53

what is the organising centre for patterning the anterior-posterior axis of the limb bud?

the posterior margin, also known as the ZPA

54

what does ZPA stand for?

zone of polarising activity

55

what digit forms in the absence of a morphogen?

the thumb

56

what is the morphogen in the limb buds?

SHH

57

where is shh expressed?

in the ZPA

58

shh mimics ZPA grafts when expressed in anterior mesenchyme. true or false?

true

59

how does shh specify digits?

in a concentration dependant manner

60

shh is required for limb development. true or false?

true

61

what defect can shh cause?

preaxial polydactyly

62

what is preaxial polydactyly?

an extra digit on the side of the thumb

63

what type of mutation causes preaxial polydactyly?

gain-of-function mutation which affects the enhancer controlling shh production in the zpa

64

what is acheiropodia?

absense of distal elements of the limbs

65

what causes acheiropodia?

deletion of DNA that controls expression of shh in zpa

66

what removes the flaps of skin that connect the digits of an embryo?

apoptosis

67

what is apoptosis?

programmed cell death

68

what is syndactyly?

when two or more digits are fused together

69

what causes syndactyly?

lack of apoptosis in interdigital region during embryogenesis

70

between which digits is syndactyly most common?

3rd and 4th

71

what are limb buds formed by?

the proliferating cells of the outer somatopleuric layer of the lateral plate mesoderm

72

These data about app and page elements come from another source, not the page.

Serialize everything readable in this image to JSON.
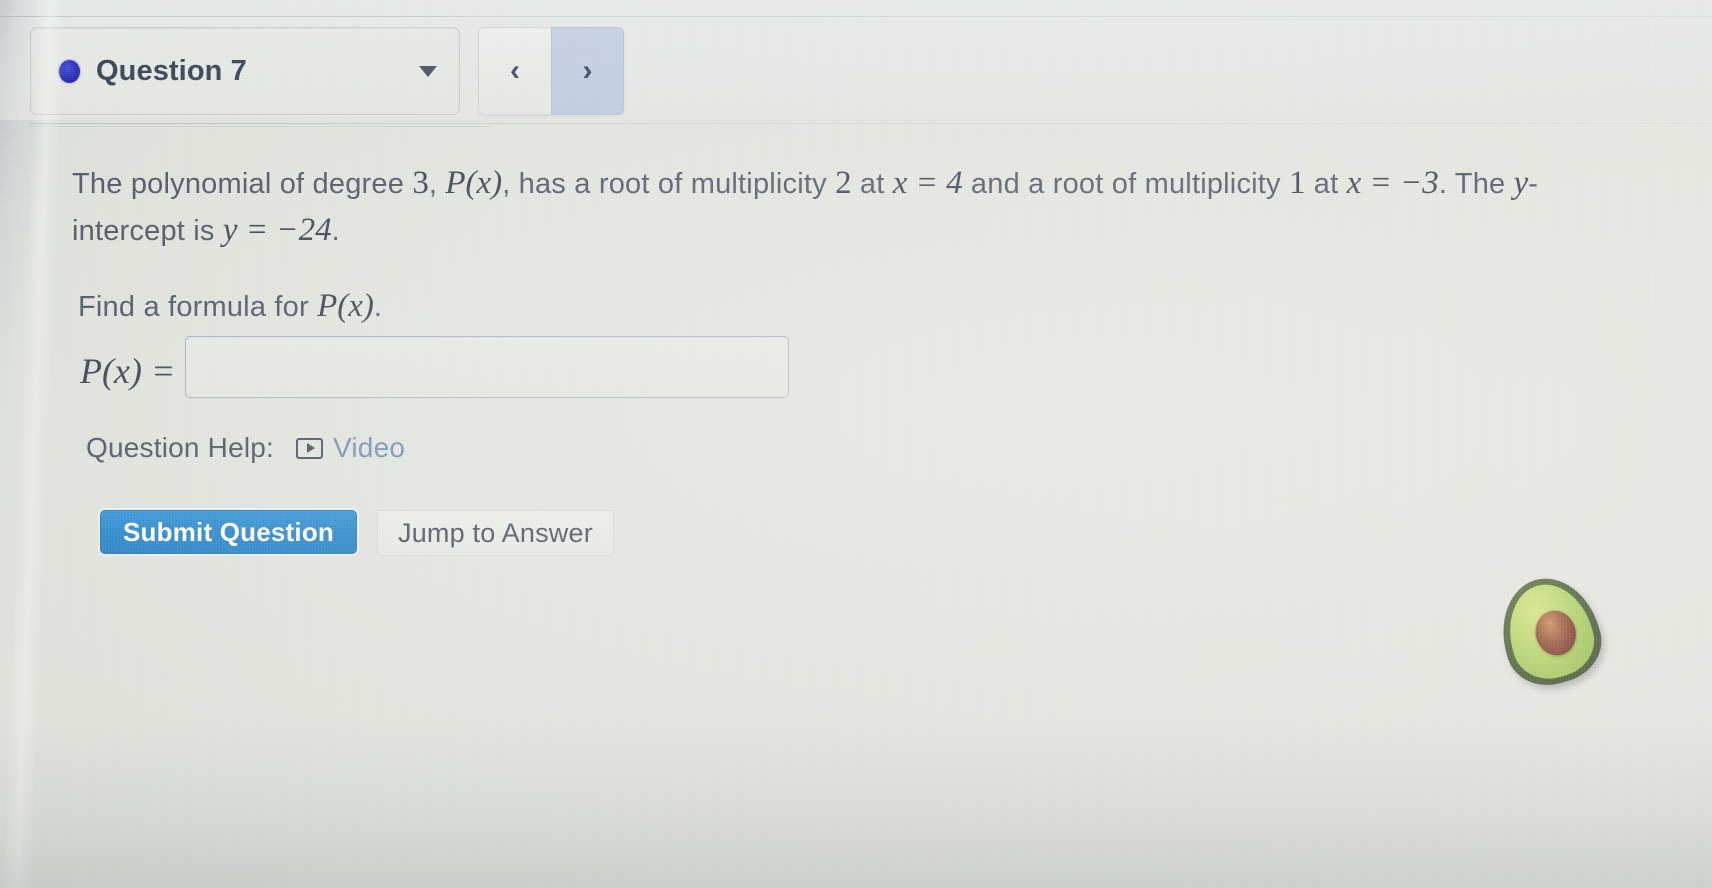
{
  "window": {
    "app": "online-math-homework",
    "background_color": "#e2e4dd"
  },
  "toolbar": {
    "question_selector": {
      "label": "Question 7",
      "status_dot_color": "#1f1fb4",
      "caret_icon": "chevron-down-icon"
    },
    "prev_button": {
      "label": "‹",
      "icon": "chevron-left-icon"
    },
    "next_button": {
      "label": "›",
      "icon": "chevron-right-icon",
      "active_color": "#c3cfe4"
    }
  },
  "question": {
    "statement": {
      "seg1": "The polynomial of degree ",
      "degree": "3",
      "seg2": ", ",
      "poly": "P(x)",
      "seg3": ", has a root of multiplicity ",
      "mult1": "2",
      "seg4": " at ",
      "root1": "x = 4",
      "seg5": " and a root of multiplicity ",
      "mult2": "1",
      "seg6": " at ",
      "root2": "x = −3",
      "seg7": ". The ",
      "yvar": "y",
      "seg8": "-intercept is ",
      "yint": "y = −24",
      "seg9": "."
    },
    "prompt": {
      "text_before": "Find a formula for ",
      "math": "P(x)",
      "text_after": "."
    },
    "answer": {
      "lhs": "P(x) =",
      "value": "",
      "placeholder": ""
    }
  },
  "help": {
    "label": "Question Help:",
    "video_icon": "video-play-icon",
    "video_link": "Video"
  },
  "actions": {
    "submit_label": "Submit Question",
    "submit_color": "#1d81c9",
    "jump_label": "Jump to Answer"
  },
  "decoration": {
    "emoji": "avocado"
  }
}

what attracts hypaxial myoblasts to the limb bud?

hepatocyte growth factor (HGF)

73

what secrets HGF?

limb bud mesenchyme